Media releases | October 18, 2019

EDMONTON - The Alberta government has released the results of its audit of the Class Size Initiative, which gave provincial funding to school boards to reduce the number of children per classroom. The government’s conclusion from the report is that it “cannot continue to throw money at this problem.”

“The government's conclusions are completely wrong based on their own analysis,” said Joel French, Executive Director of Public Interest Alberta. “The problem was not that funding could not make a difference. It was that the government decided three years into the program to remove reporting requirements for where the funding was spent. Once the accountability from school boards for the funding was removed, it was sometimes no longer used for that purpose, but appears to have been used to address other serious challenges in the classroom related to children with complex needs.”

French highlighted the need to address both challenges at the same time.

“It is well-known that both small class sizes and robust supports for children with complex needs are necessary to develop the full potential of every child,” continued French. “The provincial government needs to provide sufficient funding to address both of these challenges, as Alberta’s student population continues to grow and students’ needs are more complex than ever before.”

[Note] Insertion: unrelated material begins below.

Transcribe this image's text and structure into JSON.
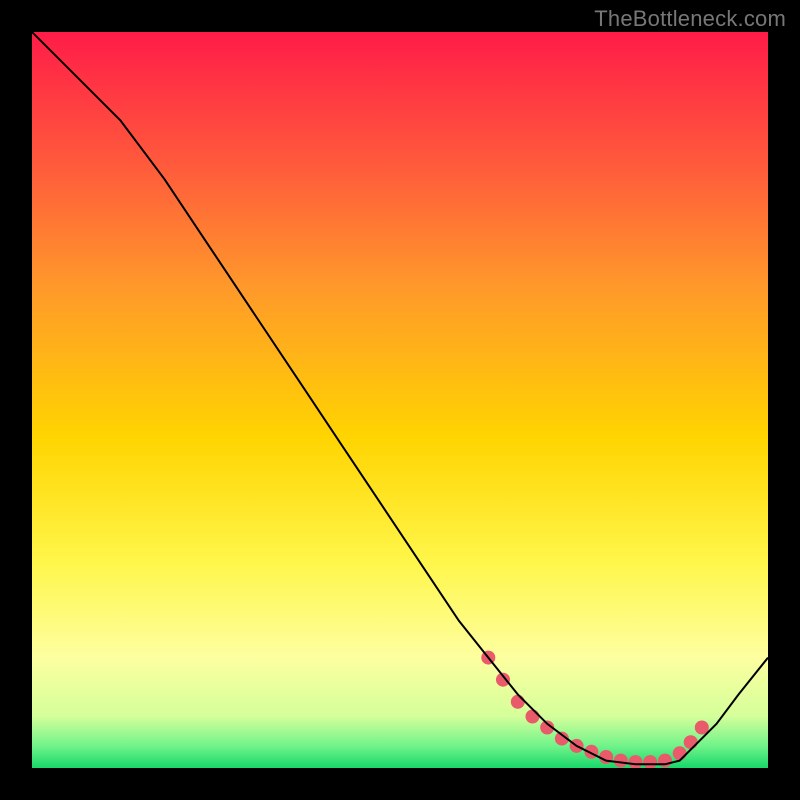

The government’s report states that “reducing class size is most effective” for Kindergarten to Grade 3 classrooms, citing research that highlights large gains to be made in those grades when class sizes are reduced to fewer than 15 students, which is even smaller than the Alberta Commission on Learning’s recommendation of a class size of 17.

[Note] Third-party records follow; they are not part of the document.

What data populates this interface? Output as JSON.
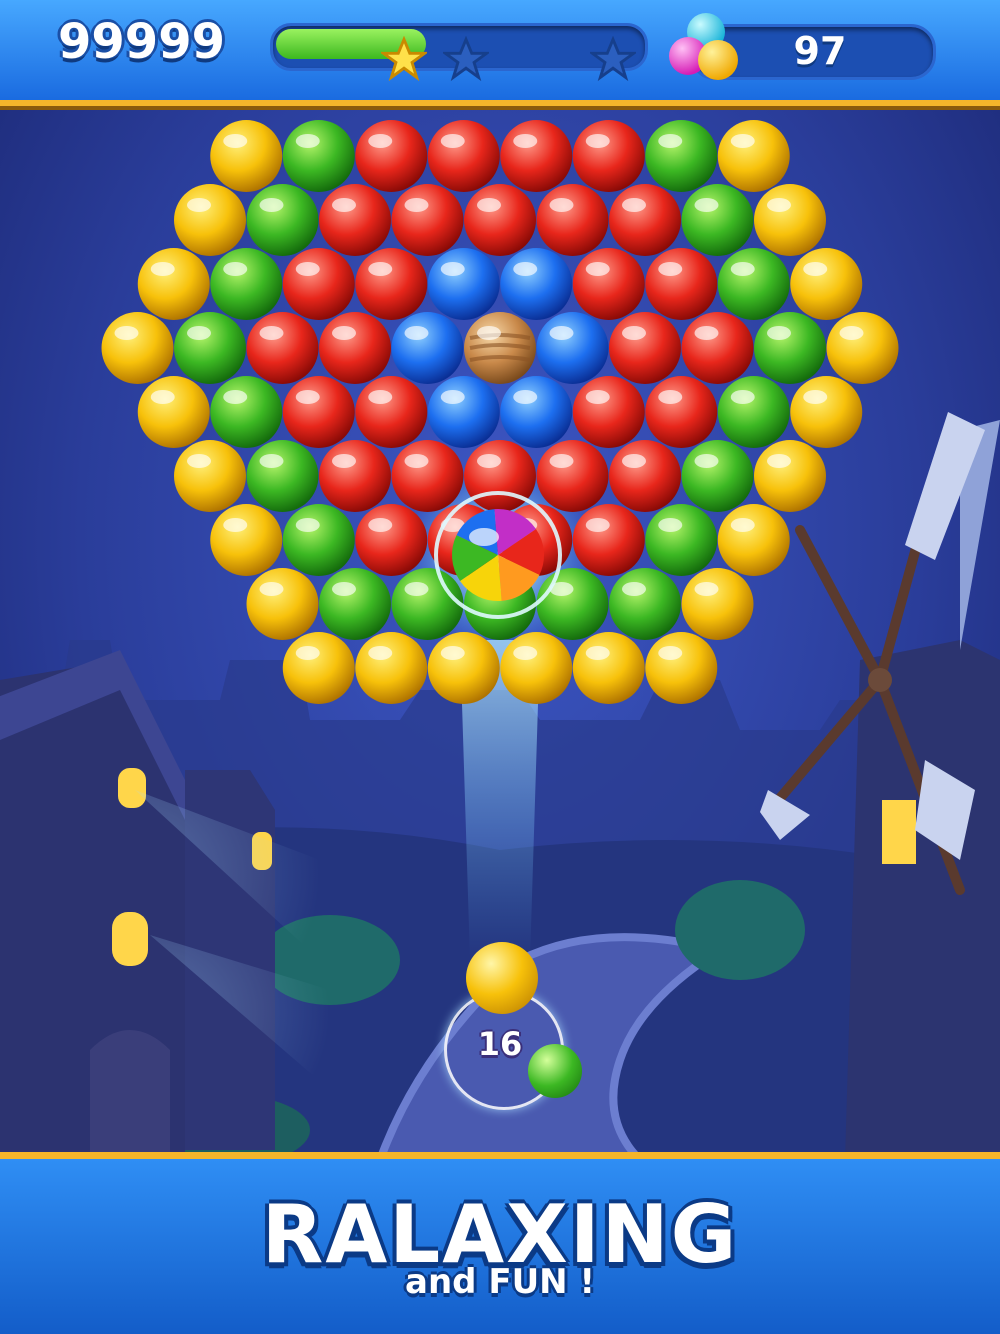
{
  "hud": {
    "score": "99999",
    "level_progress": 0.41,
    "stars_earned": 1,
    "stars_total": 3,
    "moves_left": "97"
  },
  "board": {
    "rows": [
      "YGRRRRGY",
      "YGRRRRRGY",
      "YGRRBBRRGY",
      "YGRRBPBRRGY",
      "YGRRBBRRGY",
      "YGRRRRRGY",
      "YGRRRRGY",
      "YGGGGGY",
      "YYYYYY"
    ],
    "palette": {
      "Y": [
        "#fff07a",
        "#f7c10a",
        "#b07400"
      ],
      "G": [
        "#b6f56b",
        "#3cb823",
        "#146b0c"
      ],
      "R": [
        "#ff9a8a",
        "#e8261b",
        "#8a0a06"
      ],
      "B": [
        "#8fd0ff",
        "#1d6ff0",
        "#0a2f96"
      ],
      "P": [
        "#f7d8a8",
        "#c9894a",
        "#7a4a1c"
      ]
    },
    "special_bubble": "rainbow-ball"
  },
  "launcher": {
    "shots_left": "16",
    "current_ball": "yellow",
    "next_ball": "green"
  },
  "banner": {
    "headline": "RALAXING",
    "subline": "and FUN !"
  },
  "colors": {
    "hud_blue": "#1a6be0",
    "gold_trim": "#f5b52a",
    "night_sky": "#2c3f9a"
  }
}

“Research cited in the report clearly confirms the importance of small class sizes, particularly for Kindergarten to Grade 3 classrooms, so we must find solutions” said French. “There are no mysteries on how to reduce class sizes. More classrooms staffed with teachers and support staff are the only way it can be accomplished, and whether the government likes it or not, those things cost money. The government must immediately commit to provide school boards with funding to meet the province’s class size targets, along with public reporting measures to ensure maximum accountability for the funds.”